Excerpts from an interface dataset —
#####
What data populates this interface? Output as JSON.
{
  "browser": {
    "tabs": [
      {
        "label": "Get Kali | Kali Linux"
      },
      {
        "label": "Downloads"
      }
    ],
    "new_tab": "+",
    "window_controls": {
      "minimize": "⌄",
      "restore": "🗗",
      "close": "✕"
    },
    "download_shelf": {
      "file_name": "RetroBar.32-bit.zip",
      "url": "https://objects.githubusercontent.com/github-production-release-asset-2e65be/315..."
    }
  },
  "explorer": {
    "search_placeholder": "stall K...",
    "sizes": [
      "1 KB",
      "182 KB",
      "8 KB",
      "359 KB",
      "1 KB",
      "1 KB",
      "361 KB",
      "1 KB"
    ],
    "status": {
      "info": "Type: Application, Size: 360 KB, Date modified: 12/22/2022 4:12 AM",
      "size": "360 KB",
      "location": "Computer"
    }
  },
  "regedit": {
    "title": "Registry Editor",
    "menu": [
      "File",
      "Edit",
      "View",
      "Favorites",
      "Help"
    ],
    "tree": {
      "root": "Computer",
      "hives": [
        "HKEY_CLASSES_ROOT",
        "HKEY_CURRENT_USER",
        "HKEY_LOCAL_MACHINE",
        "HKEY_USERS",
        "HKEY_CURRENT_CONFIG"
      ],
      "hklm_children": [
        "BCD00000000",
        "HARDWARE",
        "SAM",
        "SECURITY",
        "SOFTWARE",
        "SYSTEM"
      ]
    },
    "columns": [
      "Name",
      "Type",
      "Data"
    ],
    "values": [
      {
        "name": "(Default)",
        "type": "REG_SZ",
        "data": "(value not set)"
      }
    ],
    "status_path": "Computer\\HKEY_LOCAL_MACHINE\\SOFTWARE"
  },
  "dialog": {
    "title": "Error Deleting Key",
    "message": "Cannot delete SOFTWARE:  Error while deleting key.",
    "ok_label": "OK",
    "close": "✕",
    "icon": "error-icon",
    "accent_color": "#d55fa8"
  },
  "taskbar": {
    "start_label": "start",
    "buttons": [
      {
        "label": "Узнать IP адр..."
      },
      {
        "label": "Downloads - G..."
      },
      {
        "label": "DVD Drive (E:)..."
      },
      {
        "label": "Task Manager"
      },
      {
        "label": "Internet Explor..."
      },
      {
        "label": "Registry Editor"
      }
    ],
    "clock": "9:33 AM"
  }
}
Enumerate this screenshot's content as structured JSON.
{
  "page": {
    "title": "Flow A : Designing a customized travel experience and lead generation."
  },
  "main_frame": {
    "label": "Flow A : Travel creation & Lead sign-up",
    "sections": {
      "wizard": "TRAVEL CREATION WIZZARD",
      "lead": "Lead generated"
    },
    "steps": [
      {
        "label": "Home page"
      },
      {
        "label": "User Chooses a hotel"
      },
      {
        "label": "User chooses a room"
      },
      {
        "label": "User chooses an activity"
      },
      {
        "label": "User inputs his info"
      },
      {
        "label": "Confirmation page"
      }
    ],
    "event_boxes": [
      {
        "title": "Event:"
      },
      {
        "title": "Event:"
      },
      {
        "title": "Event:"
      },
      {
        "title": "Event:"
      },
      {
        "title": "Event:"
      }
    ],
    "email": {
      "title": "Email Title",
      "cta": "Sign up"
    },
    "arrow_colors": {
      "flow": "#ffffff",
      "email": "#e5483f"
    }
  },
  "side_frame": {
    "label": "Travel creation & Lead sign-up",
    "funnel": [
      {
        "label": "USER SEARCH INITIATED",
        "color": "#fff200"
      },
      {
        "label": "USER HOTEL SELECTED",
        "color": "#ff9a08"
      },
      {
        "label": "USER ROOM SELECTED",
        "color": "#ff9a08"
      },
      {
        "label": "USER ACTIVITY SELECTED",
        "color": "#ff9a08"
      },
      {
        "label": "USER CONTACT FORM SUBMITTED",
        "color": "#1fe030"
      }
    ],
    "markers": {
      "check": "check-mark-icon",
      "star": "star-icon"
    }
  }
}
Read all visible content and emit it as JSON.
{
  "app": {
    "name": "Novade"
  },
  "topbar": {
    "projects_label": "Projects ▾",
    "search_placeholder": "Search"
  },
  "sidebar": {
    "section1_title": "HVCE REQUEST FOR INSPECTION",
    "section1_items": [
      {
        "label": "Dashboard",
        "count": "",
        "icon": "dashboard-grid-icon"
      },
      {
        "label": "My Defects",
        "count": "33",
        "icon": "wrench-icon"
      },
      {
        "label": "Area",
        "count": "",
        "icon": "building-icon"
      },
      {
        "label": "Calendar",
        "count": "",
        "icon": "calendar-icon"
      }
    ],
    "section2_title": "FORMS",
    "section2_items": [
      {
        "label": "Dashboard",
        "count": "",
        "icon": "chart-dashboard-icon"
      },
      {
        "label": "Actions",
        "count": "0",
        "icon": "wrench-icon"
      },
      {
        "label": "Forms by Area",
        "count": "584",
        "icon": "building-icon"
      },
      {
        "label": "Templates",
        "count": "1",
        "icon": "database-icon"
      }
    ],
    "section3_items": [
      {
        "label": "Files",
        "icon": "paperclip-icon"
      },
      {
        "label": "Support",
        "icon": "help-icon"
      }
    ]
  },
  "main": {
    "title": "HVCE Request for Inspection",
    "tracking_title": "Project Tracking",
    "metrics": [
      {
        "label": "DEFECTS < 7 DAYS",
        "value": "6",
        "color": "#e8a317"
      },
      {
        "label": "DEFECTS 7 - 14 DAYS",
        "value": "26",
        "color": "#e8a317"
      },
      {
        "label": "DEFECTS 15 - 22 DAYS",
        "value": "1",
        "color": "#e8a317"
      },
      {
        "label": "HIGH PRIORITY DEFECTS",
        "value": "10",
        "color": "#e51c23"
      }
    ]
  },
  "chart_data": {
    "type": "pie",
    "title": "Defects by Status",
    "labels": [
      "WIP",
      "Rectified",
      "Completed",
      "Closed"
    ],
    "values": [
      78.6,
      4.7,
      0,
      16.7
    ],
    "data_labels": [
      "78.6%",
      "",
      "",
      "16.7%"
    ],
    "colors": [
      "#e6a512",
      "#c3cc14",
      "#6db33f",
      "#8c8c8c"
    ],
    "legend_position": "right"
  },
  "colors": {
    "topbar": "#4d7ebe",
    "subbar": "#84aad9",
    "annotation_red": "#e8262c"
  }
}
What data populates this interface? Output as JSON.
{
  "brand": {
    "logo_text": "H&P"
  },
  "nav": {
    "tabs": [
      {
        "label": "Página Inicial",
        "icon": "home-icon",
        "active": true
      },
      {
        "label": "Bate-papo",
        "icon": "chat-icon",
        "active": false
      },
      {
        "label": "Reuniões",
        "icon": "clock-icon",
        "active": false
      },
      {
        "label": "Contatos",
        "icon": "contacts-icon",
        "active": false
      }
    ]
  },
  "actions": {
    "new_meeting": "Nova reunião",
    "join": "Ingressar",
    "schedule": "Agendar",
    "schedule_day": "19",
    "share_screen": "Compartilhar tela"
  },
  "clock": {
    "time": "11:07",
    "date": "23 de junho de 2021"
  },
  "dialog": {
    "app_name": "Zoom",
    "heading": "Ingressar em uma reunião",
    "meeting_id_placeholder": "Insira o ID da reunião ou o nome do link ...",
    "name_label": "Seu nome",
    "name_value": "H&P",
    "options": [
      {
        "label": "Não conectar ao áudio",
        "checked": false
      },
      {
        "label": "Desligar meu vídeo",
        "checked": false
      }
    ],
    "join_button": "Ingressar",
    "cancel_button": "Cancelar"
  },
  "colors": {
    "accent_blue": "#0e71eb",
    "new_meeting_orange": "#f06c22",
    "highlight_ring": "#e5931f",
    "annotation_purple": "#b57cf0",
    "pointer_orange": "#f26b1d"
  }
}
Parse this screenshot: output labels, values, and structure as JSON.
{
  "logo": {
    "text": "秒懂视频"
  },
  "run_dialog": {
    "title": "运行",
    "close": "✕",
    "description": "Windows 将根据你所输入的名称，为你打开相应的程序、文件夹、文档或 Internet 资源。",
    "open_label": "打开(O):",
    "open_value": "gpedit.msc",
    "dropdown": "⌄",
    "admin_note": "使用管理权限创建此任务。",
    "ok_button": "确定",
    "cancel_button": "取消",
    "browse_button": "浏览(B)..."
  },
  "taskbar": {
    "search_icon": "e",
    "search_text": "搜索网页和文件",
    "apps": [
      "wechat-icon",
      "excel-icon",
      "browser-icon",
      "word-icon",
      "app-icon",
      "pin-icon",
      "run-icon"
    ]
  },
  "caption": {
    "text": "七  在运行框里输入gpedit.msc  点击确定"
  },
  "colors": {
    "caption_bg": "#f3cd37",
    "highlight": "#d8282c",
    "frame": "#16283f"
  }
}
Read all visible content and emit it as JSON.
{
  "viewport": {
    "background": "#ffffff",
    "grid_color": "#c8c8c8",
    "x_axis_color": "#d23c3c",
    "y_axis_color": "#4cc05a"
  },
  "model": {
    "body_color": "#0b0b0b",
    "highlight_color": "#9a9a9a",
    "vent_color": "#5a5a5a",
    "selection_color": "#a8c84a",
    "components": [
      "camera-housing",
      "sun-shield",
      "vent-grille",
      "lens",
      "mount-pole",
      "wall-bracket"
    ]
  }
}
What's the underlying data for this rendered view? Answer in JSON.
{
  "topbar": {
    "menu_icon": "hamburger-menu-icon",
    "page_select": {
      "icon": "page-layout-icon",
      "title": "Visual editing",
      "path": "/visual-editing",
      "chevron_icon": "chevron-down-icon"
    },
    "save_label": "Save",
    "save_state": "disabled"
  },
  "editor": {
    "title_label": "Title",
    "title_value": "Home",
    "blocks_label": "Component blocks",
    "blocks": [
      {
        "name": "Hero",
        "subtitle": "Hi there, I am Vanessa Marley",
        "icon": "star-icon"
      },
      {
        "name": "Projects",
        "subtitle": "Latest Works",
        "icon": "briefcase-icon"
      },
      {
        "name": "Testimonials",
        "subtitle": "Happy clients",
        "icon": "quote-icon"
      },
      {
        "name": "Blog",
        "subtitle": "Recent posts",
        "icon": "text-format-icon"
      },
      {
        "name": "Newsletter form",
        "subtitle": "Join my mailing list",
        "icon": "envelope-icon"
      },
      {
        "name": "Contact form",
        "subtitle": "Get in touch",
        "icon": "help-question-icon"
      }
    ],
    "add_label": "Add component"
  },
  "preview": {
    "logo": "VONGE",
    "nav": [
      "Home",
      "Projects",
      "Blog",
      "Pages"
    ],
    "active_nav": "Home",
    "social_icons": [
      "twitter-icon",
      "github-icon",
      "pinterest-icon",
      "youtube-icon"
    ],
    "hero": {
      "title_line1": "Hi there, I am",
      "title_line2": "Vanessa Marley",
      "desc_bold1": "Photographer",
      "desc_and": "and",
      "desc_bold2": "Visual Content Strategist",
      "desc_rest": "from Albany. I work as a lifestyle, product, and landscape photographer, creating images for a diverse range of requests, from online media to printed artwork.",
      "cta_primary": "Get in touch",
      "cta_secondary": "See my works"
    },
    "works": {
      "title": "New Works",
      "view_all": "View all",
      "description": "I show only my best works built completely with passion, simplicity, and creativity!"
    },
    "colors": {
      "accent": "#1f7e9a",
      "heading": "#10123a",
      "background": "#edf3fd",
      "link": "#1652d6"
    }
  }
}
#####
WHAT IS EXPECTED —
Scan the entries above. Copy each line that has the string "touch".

YOUR RESPONSE —
        "subtitle": "Get in touch",
      "cta_primary": "Get in touch",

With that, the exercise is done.